• _About this exercise_: In the listing below, locate the lines bearing the word "channel". Copy every one of them.

• _Extracted material_:
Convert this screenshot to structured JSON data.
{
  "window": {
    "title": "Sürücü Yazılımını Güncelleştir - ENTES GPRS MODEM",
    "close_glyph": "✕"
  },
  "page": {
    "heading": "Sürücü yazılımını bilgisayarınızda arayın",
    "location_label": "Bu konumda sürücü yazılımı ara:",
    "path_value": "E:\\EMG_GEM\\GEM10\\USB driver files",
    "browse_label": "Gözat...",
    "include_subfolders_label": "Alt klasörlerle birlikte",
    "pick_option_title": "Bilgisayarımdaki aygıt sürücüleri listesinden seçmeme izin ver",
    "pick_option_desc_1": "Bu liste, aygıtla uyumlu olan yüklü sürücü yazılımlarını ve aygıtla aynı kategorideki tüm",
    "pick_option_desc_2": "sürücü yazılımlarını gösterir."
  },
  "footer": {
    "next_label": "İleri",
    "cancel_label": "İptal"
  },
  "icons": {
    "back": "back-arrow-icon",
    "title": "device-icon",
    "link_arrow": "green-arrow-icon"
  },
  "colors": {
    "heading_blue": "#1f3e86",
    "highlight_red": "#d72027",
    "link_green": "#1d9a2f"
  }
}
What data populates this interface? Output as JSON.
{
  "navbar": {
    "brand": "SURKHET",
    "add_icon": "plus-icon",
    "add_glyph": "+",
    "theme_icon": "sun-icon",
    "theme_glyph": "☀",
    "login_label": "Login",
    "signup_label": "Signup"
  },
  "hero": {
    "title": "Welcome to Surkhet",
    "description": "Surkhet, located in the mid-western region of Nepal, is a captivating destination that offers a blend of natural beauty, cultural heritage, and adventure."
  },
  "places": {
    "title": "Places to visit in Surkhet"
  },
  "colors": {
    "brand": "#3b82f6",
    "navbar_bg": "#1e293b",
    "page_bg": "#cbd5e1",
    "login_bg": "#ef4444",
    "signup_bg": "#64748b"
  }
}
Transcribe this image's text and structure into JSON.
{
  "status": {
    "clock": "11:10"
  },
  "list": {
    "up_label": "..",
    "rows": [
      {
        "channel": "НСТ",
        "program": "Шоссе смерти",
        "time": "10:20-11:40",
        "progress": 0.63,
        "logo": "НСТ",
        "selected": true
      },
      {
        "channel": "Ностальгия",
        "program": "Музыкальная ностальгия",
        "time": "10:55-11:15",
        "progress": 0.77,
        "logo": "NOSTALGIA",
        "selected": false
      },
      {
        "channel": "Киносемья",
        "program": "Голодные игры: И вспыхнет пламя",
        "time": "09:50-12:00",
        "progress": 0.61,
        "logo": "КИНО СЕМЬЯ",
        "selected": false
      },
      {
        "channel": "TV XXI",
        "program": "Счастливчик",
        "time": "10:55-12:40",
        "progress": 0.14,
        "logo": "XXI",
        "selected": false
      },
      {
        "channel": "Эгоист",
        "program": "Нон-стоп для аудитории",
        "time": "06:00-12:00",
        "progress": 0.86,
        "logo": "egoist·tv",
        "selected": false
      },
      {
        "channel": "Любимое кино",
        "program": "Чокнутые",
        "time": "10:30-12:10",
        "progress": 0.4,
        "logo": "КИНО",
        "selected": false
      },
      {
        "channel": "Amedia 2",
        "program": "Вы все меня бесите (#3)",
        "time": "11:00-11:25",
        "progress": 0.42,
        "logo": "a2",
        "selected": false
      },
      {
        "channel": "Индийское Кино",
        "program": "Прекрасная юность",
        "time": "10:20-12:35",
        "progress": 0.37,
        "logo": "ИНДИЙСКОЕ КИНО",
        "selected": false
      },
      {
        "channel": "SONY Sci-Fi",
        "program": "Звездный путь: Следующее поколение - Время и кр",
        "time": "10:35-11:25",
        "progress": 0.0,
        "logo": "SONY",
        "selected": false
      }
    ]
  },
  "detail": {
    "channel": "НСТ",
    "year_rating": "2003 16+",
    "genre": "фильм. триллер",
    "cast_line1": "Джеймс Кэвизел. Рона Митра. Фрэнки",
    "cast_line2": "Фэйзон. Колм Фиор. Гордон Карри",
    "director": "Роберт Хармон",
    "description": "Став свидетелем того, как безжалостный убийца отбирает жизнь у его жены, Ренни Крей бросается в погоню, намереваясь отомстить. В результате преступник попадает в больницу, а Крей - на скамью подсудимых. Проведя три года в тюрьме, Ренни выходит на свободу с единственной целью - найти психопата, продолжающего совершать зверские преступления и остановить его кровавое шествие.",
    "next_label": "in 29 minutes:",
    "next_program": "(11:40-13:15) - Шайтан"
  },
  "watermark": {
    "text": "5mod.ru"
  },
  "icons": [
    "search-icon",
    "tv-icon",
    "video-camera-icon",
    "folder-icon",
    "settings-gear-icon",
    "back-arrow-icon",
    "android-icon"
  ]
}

• _Task answer_:
        "channel": "НСТ",
        "channel": "Ностальгия",
        "channel": "Киносемья",
        "channel": "TV XXI",
        "channel": "Эгоист",
        "channel": "Любимое кино",
        "channel": "Amedia 2",
        "channel": "Индийское Кино",
        "channel": "SONY Sci-Fi",
    "channel": "НСТ",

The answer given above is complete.